Perhaps in another year or two I will visit the Thompson Peaks again to view the progress of renewal. In the mean time, here is a sort of medley of views from the top of the peak and the flowers found throughout the area, shown in no particular order.
I would also like to know more about these mountains. Nearly all of the rock I see is sedimentary and was probably raised by “thrust faulting”. This site gives a little explanation, but doesn’t get into specifics.
The renewal process is well under way and little trees are coming up all but the hottest burning locations. Some of the isolated places that escaped most of the heat have already recovered quite well and will help the renewal of the whole forest. I loves seeing the flowers and many of the small plants that have already returned and the sign that the area is being used by wildlife, with deer, elk and moose tracks and dropping of coyotes along the trail.
Oh that’s wonderful… Especially seeing those signs of the more advanced wildlife returning to these formerly devastated areas! The ranger service should be using you and your images to track this progress!!
The combination of the soft beauty of nature vs. what appears to be the harshness of it, is a thing of beauty in itself, and truly stunning views. Gorgeous photos, as always. I’m so glad you’re out there, visiting these places, taking their photographs, and sharing them with us. Your view of the world expands my own and I thank you.
I’m glad that you enjoy seeing these places Teresa! I am drawn to visit and explore them and when I do it seems that I wish everyone could see what I’ve seen. With each trip I understand more of how it all works and just how splendid it really is.
It’s good to see that so many insect species have already colonized the area. Whatever the interrelationships are they have apparently been reestablished. I was amazed to see that the small huckleberry plants were already bearing fruit too, which is also a help to the insects and wildlife.
The berries in that photo are actually from a dwarf huckleberry. I was surprised to see it so plentiful already in the badly burned areas and especially surprised to see so many berries already on it. Seems to me that will really help the recovery!
You know, I don’t think cranberries are even grown here at all. I’ve hear that there are a lot of huckleberries ripe right now but there sure haven’t in the places I’ve visited. These dwarf plants had quite a few, but they are small and I didn’t pick any.
That’s the way I feel about this wild country too, Stacey!
I know exactly what you mean about those college bills! The prices have just gotten up to a terrible level and the college debt is out of control. I think that common sense has been sacrificed to political correctness and in many cases greed, and our kids their parents are bearing the costs of it.
This might just be your most stunning collection yet! So many favorites in this group, hard to narrow it to one or two. The goldenrod in front of the fireweed is very striking as is the bug (a “true bug” with a shield on its back) on the pearly everlasting.
BTW, the one that’s labelled “cushion buckwheat” looks more like a spirea to me, but I can’t see enough of the plant’s form in this image to be sure.

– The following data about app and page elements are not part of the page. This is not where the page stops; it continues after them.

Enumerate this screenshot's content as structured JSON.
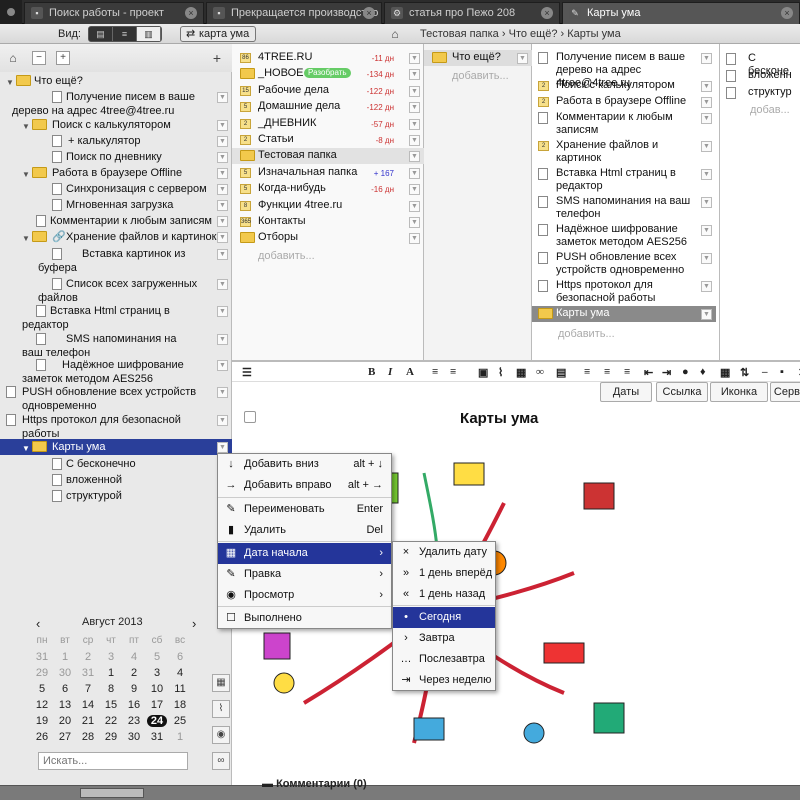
{
  "tabs": [
    {
      "label": "Поиск работы - проект"
    },
    {
      "label": "Прекращается производство Fo..."
    },
    {
      "label": "статья про Пежо 208"
    },
    {
      "label": "Карты ума"
    }
  ],
  "toolbar": {
    "view_label": "Вид:",
    "mindmap_pill": "карта ума",
    "breadcrumb": [
      "Тестовая папка",
      "Что ещё?",
      "Карты ума"
    ]
  },
  "tree": {
    "root": "Что ещё?",
    "items": [
      "Получение писем в ваше дерево на адрес 4tree@4tree.ru",
      "Поиск с калькулятором",
      "+ калькулятор",
      "Поиск по дневнику",
      "Работа в браузере Offline",
      "Синхронизация с сервером",
      "Мгновенная загрузка",
      "Комментарии к любым записям",
      "Хранение файлов и картинок",
      "Вставка картинок из буфера",
      "Список всех загруженных файлов",
      "Вставка Html страниц в редактор",
      "SMS напоминания на ваш телефон",
      "Надёжное шифрование заметок методом AES256",
      "PUSH обновление всех устройств одновременно",
      "Https протокол для безопасной работы",
      "Карты ума",
      "С бесконечно",
      "вложенной",
      "структурой"
    ]
  },
  "calendar": {
    "month": "Август 2013",
    "weekdays": [
      "пн",
      "вт",
      "ср",
      "чт",
      "пт",
      "сб",
      "вс"
    ],
    "weeks": [
      [
        "31",
        "1",
        "2",
        "3",
        "4",
        "5",
        "6"
      ],
      [
        "29",
        "30",
        "31",
        "1",
        "2",
        "3",
        "4"
      ],
      [
        "5",
        "6",
        "7",
        "8",
        "9",
        "10",
        "11"
      ],
      [
        "12",
        "13",
        "14",
        "15",
        "16",
        "17",
        "18"
      ],
      [
        "19",
        "20",
        "21",
        "22",
        "23",
        "24",
        "25"
      ],
      [
        "26",
        "27",
        "28",
        "29",
        "30",
        "31",
        "1"
      ]
    ],
    "today": "24"
  },
  "search_placeholder": "Искать...",
  "col1": [
    {
      "label": "4TREE.RU",
      "badge": "86",
      "num": "-11 дн"
    },
    {
      "label": "_НОВОЕ",
      "badge": "",
      "num": "-134 дн",
      "tag": "Разобрать"
    },
    {
      "label": "Рабочие дела",
      "badge": "15",
      "num": "-122 дн"
    },
    {
      "label": "Домашние дела",
      "badge": "5",
      "num": "-122 дн"
    },
    {
      "label": "_ДНЕВНИК",
      "badge": "2",
      "num": "-57 дн"
    },
    {
      "label": "Статьи",
      "badge": "2",
      "num": "-8 дн"
    },
    {
      "label": "Тестовая папка",
      "badge": "",
      "num": ""
    },
    {
      "label": "Изначальная папка",
      "badge": "5",
      "num": "+ 167"
    },
    {
      "label": "Когда-нибудь",
      "badge": "5",
      "num": "-16 дн"
    },
    {
      "label": "Функции 4tree.ru",
      "badge": "8",
      "num": ""
    },
    {
      "label": "Контакты",
      "badge": "365",
      "num": ""
    },
    {
      "label": "Отборы",
      "badge": "",
      "num": ""
    }
  ],
  "col1_add": "добавить...",
  "col2": [
    "Что ещё?"
  ],
  "col2_add": "добавить...",
  "col3": [
    "Получение писем в ваше дерево на адрес 4tree@4tree.ru",
    "Поиск с калькулятором",
    "Работа в браузере Offline",
    "Комментарии к любым записям",
    "Хранение файлов и картинок",
    "Вставка Html страниц в редактор",
    "SMS напоминания на ваш телефон",
    "Надёжное шифрование заметок методом AES256",
    "PUSH обновление всех устройств одновременно",
    "Https протокол для безопасной работы",
    "Карты ума"
  ],
  "col3_add": "добавить...",
  "col4": [
    "С бесконе",
    "вложенн",
    "структур"
  ],
  "col4_add": "добав...",
  "editor": {
    "format_buttons": [
      "Даты",
      "Ссылка",
      "Иконка",
      "Серви"
    ],
    "title": "Карты ума",
    "comments": "Комментарии (0)"
  },
  "context_menu": [
    {
      "label": "Добавить вниз",
      "shortcut": "alt + ↓",
      "icon": "arrow-down"
    },
    {
      "label": "Добавить вправо",
      "shortcut": "alt + →",
      "icon": "arrow-right"
    },
    {
      "label": "Переименовать",
      "shortcut": "Enter",
      "icon": "pencil"
    },
    {
      "label": "Удалить",
      "shortcut": "Del",
      "icon": "trash"
    },
    {
      "label": "Дата начала",
      "shortcut": "›",
      "icon": "calendar"
    },
    {
      "label": "Правка",
      "shortcut": "›",
      "icon": "edit"
    },
    {
      "label": "Просмотр",
      "shortcut": "›",
      "icon": "eye"
    },
    {
      "label": "Выполнено",
      "shortcut": "",
      "icon": "checkbox"
    }
  ],
  "submenu": [
    {
      "label": "Удалить дату",
      "icon": "×"
    },
    {
      "label": "1 день вперёд",
      "icon": "»"
    },
    {
      "label": "1 день назад",
      "icon": "«"
    },
    {
      "label": "Сегодня",
      "icon": "•"
    },
    {
      "label": "Завтра",
      "icon": "›"
    },
    {
      "label": "Послезавтра",
      "icon": "…"
    },
    {
      "label": "Через неделю",
      "icon": "⇥"
    }
  ]
}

What?! Thirty-six degrees. My goodness. One more bit of evidence that we live in a very large country, indeed. It was wonderful to see the water flowing in one of your photos, and I’m just entranced by that “whatever” on the pearly everlasting. He’s quite the fancy bug. Overall, I think my favorite is the 5th photo down. The vista’s magnificent, of course, as is the composition, but one reason I like it so much is that it reminds me of the paintings done by a Western explorer. Unfortunately, I can’t remember his name just now – makes searching a little difficult. But the photo’s wonderful.
We are getting into the time of year when any kind of weather can be expected. I just tucked a down vest in my pack again. Friday I was hiking on a high trail, the temperature was in the 40′s with a stiff wind blowing and it was cold! Glacier even had a little snow a few days ago.
Nearly all of these mountain peaks would inspire an artist I’m sure. I’ve seen them for over 60 years now and I’m always in awe.
That water flow is part of the headwaters of a stream that I fish quite often and so it’s pretty special to me. I’m so glad to see it still running well there even this late in the summer.
I think Muir’s statement is very true. I wish it were that way with people too! The Chippy Creek fire area has gotten a good start at renewal. Now there is an even larger fire from Idaho starting to burn into the southwest corner of Montana. At 300 square miles already, it is twice the size of Chippy Creek.